He was elected to the Central Committee of the Communist Party in 1932 and eventually became the Chairman of the SACP. In 1931, he was barred from teaching due to his political activities. In 1942, he was elected to the presidency of the Transvaal Council of non-European trade unions, and in the same year became the President of the African Mine Workers Union (AMU), which grew to a membership of over 50 000 people. On 12 August 1946, over one hundred thousand miners protested from work and were joined by workers from other industries. Soldiers bludgeoned the workers back into the mine shafts after they were protesting for almost a week, hundreds of miners were killed. Marks was amongst the Strike leaders who were arrested and charged with sedition. As one of the leaders of the 1952 Defiance Campaign, Marks was banned under the Suppression of Communism Act. He nevertheless took part in the Defiance Campaign and served a prison sentence for breaking a banning order. After he was banned, Marks continued to be active. He was a founding member of the South African Congress of Trade Unions (SACTU), and was also listed as a co-conspirator in the famous Rivonia Trial that saw to the persecution and imprisonment of Nelson Mandela, Walter Sisulu, Govan Mbeki, Elias Motsoaledi and many others. Marks left South Africa in 1963 when the ANC’s National Executive Committee (NEC) asked him to leave. He travelled to Tanzania through Bechuanalanda (now Botswana), from where he operated. Marks fell severely ill in 1971 while on active duty as Treasurer-General at the Headquarters of the ANC External Mission in Tanzania. When he had recovered enough to travel, he was sent to Russia for medical treatment. He suffered a fatal heart attack and died on 01 August 1972 in Moscow, Russia. In 1999, the South African Government conferred the Order for Meritorious Service, Class 1: Gold, posthumously, on Marks.
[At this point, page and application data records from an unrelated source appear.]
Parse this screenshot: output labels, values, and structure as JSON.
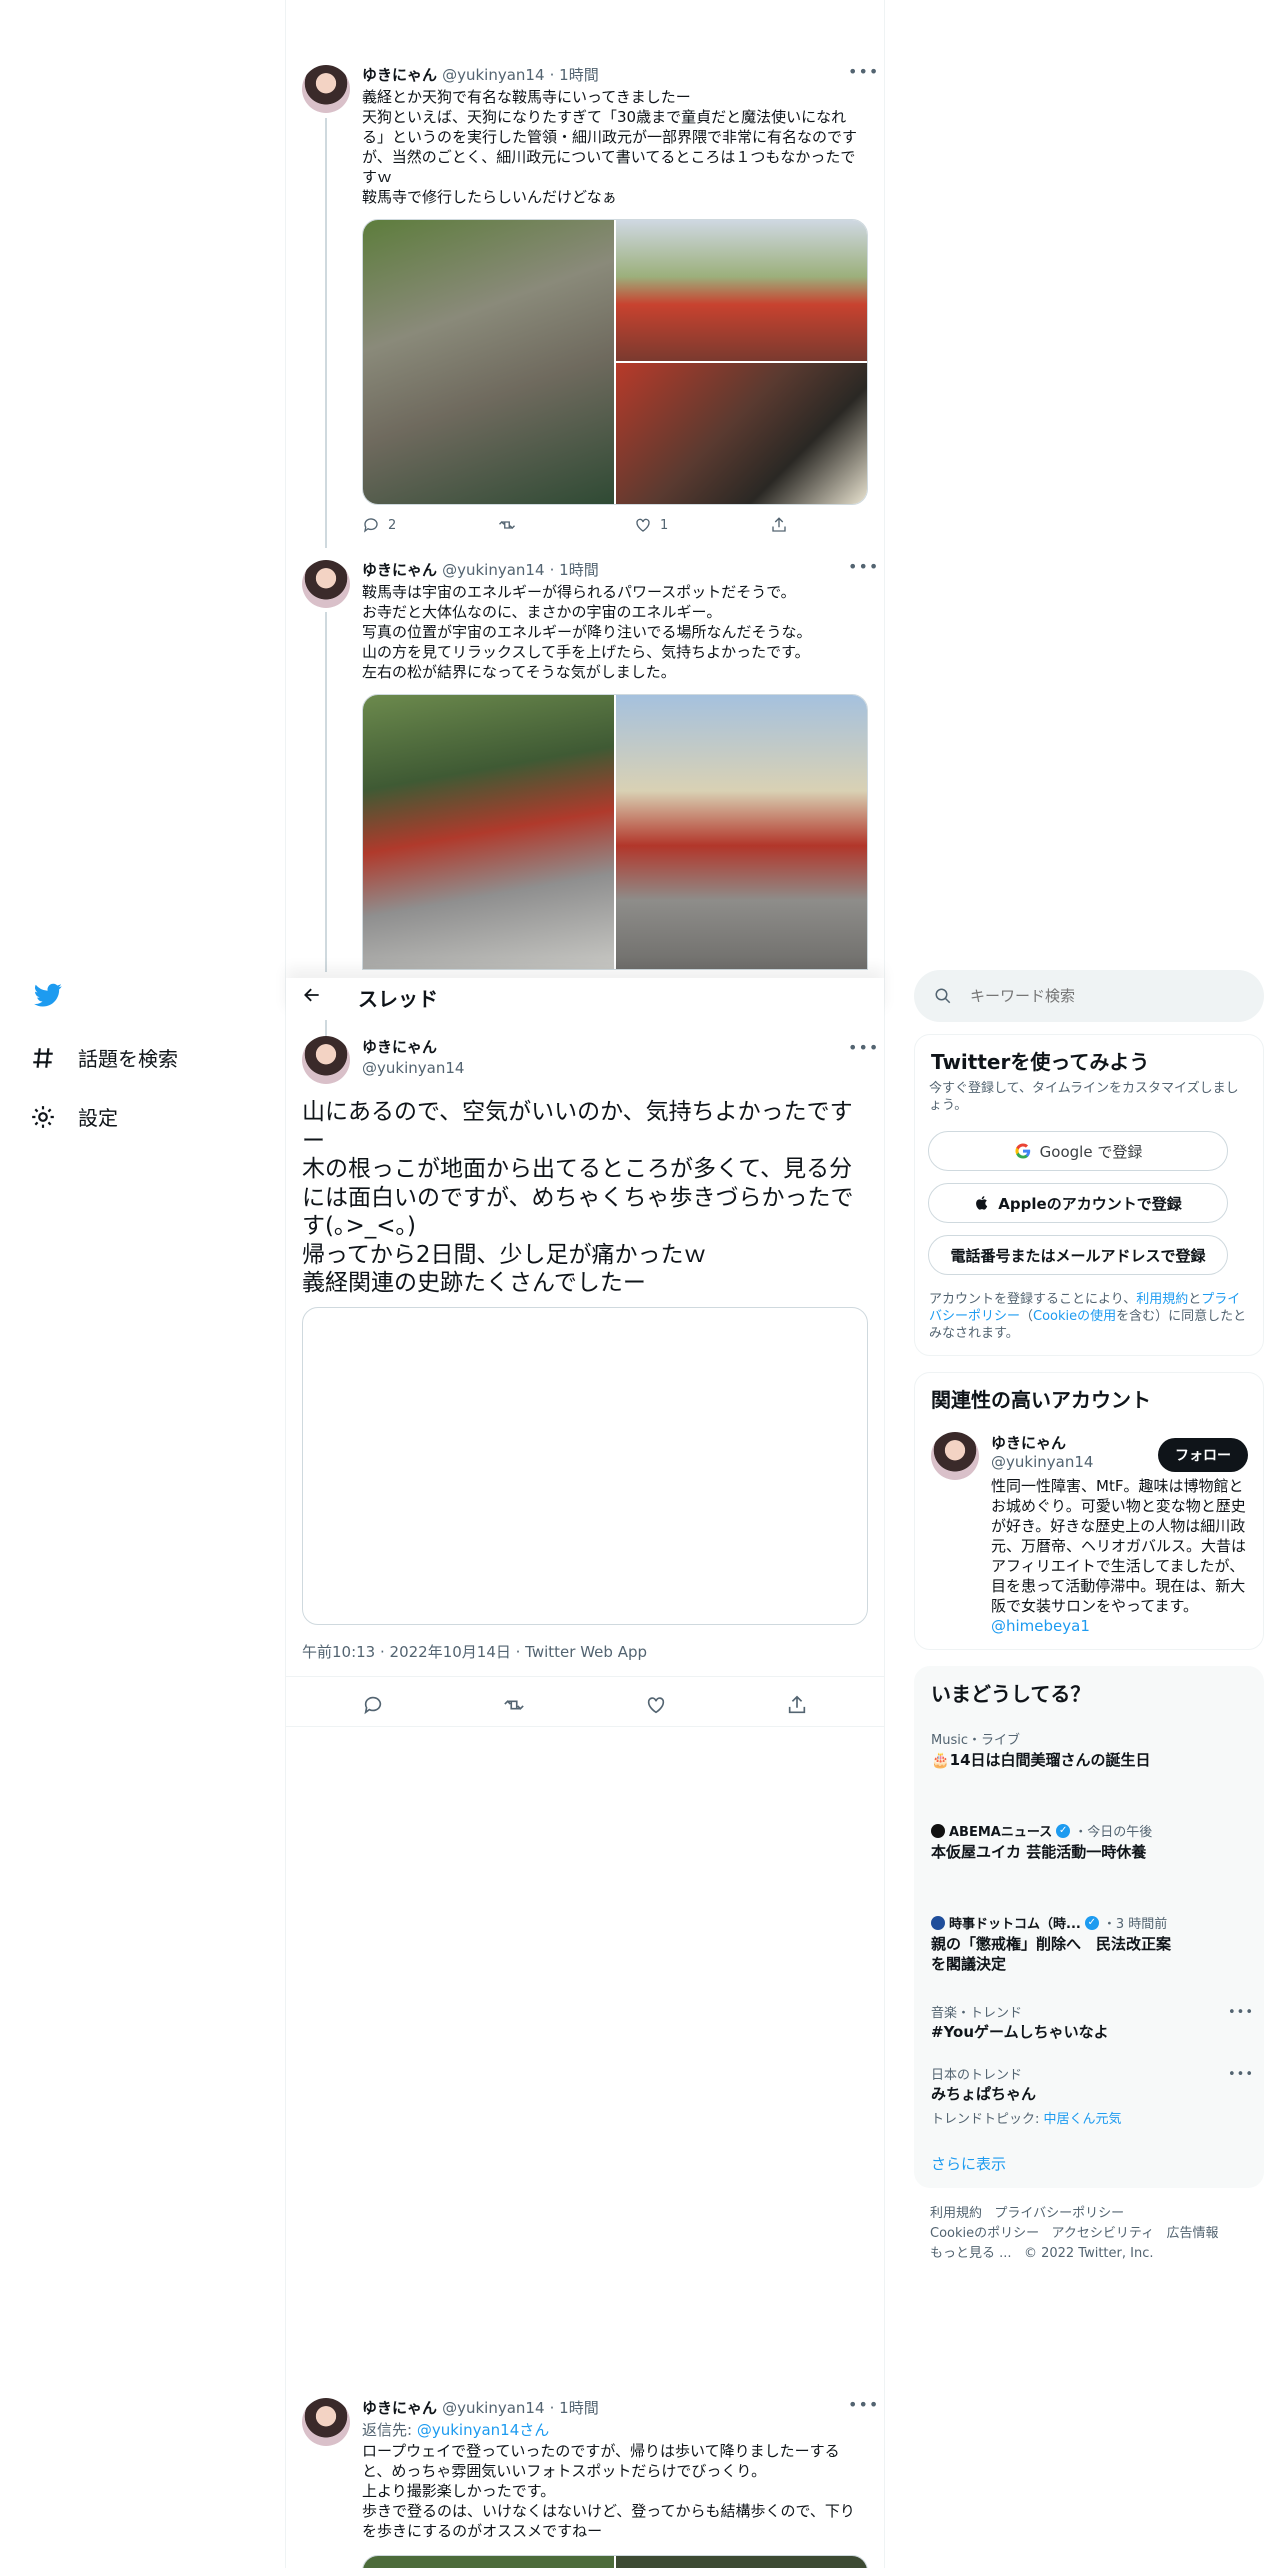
{
  "nav": {
    "explore_label": "話題を検索",
    "settings_label": "設定"
  },
  "header": {
    "title": "スレッド"
  },
  "search": {
    "placeholder": "キーワード検索"
  },
  "tweets": [
    {
      "name": "ゆきにゃん",
      "handle": "@yukinyan14",
      "time": "1時間",
      "text": "義経とか天狗で有名な鞍馬寺にいってきましたー\n天狗といえば、天狗になりたすぎて「30歳まで童貞だと魔法使いになれる」というのを実行した管領・細川政元が一部界隈で非常に有名なのですが、当然のごとく、細川政元について書いてるところは１つもなかったですｗ\n鞍馬寺で修行したらしいんだけどなぁ",
      "replies": "2",
      "retweets": "",
      "likes": "1"
    },
    {
      "name": "ゆきにゃん",
      "handle": "@yukinyan14",
      "time": "1時間",
      "text": "鞍馬寺は宇宙のエネルギーが得られるパワースポットだそうで。\nお寺だと大体仏なのに、まさかの宇宙のエネルギー。\n写真の位置が宇宙のエネルギーが降り注いでる場所なんだそうな。\n山の方を見てリラックスして手を上げたら、気持ちよかったです。\n左右の松が結界になってそうな気がしました。"
    }
  ],
  "focused": {
    "name": "ゆきにゃん",
    "handle": "@yukinyan14",
    "text": "山にあるので、空気がいいのか、気持ちよかったですー\n木の根っこが地面から出てるところが多くて、見る分には面白いのですが、めちゃくちゃ歩きづらかったです(｡>_<｡)\n帰ってから2日間、少し足が痛かったｗ\n義経関連の史跡たくさんでしたー",
    "timestamp": "午前10:13 · 2022年10月14日 · Twitter Web App"
  },
  "reply_tweet": {
    "name": "ゆきにゃん",
    "handle": "@yukinyan14",
    "time": "1時間",
    "reply_prefix": "返信先: ",
    "reply_to": "@yukinyan14",
    "reply_suffix": "さん",
    "text": "ロープウェイで登っていったのですが、帰りは歩いて降りましたーすると、めっちゃ雰囲気いいフォトスポットだらけでびっくり。\n上より撮影楽しかったです。\n歩きで登るのは、いけなくはないけど、登ってからも結構歩くので、下りを歩きにするのがオススメですねー"
  },
  "signup": {
    "title": "Twitterを使ってみよう",
    "subtitle": "今すぐ登録して、タイムラインをカスタマイズしましょう。",
    "google": "Google で登録",
    "apple": "Appleのアカウントで登録",
    "phone": "電話番号またはメールアドレスで登録",
    "terms_a": "アカウントを登録することにより、",
    "terms_link1": "利用規約",
    "terms_b": "と",
    "terms_link2": "プライバシーポリシー",
    "terms_c": "（",
    "terms_link3": "Cookieの使用",
    "terms_d": "を含む）に同意したとみなされます。"
  },
  "related": {
    "title": "関連性の高いアカウント",
    "name": "ゆきにゃん",
    "handle": "@yukinyan14",
    "follow": "フォロー",
    "bio": "性同一性障害、MtF。趣味は博物館とお城めぐり。可愛い物と変な物と歴史が好き。好きな歴史上の人物は細川政元、万暦帝、ヘリオガバルス。大昔はアフィリエイトで生活してましたが、目を患って活動停滞中。現在は、新大阪で女装サロンをやってます。",
    "bio_link": "@himebeya1"
  },
  "trends": {
    "title": "いまどうしてる？",
    "items": [
      {
        "meta": "Music・ライブ",
        "title": "🎂14日は白間美瑠さんの誕生日"
      },
      {
        "meta_source": "ABEMAニュース",
        "meta_time": "・今日の午後",
        "title": "本仮屋ユイカ 芸能活動一時休養"
      },
      {
        "meta_source": "時事ドットコム（時...",
        "meta_time": "・3 時間前",
        "title": "親の「懲戒権」削除へ　民法改正案を閣議決定"
      },
      {
        "meta": "音楽・トレンド",
        "title": "#Youゲームしちゃいなよ"
      },
      {
        "meta": "日本のトレンド",
        "title": "みちょぱちゃん",
        "topic_prefix": "トレンドトピック: ",
        "topic": "中居くん元気"
      }
    ],
    "show_more": "さらに表示"
  },
  "footer": {
    "line1": [
      "利用規約",
      "プライバシーポリシー"
    ],
    "line2": [
      "Cookieのポリシー",
      "アクセシビリティ",
      "広告情報"
    ],
    "more": "もっと見る ...",
    "copyright": "© 2022 Twitter, Inc."
  },
  "colors": {
    "accent": "#1d9bf0",
    "text": "#0f1419",
    "muted": "#536471",
    "border": "#eff3f4"
  }
}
Following negotiations with the Russian authorities, the Russian government repatriated JB Marks’ remains to South Africa on 01 March 2015.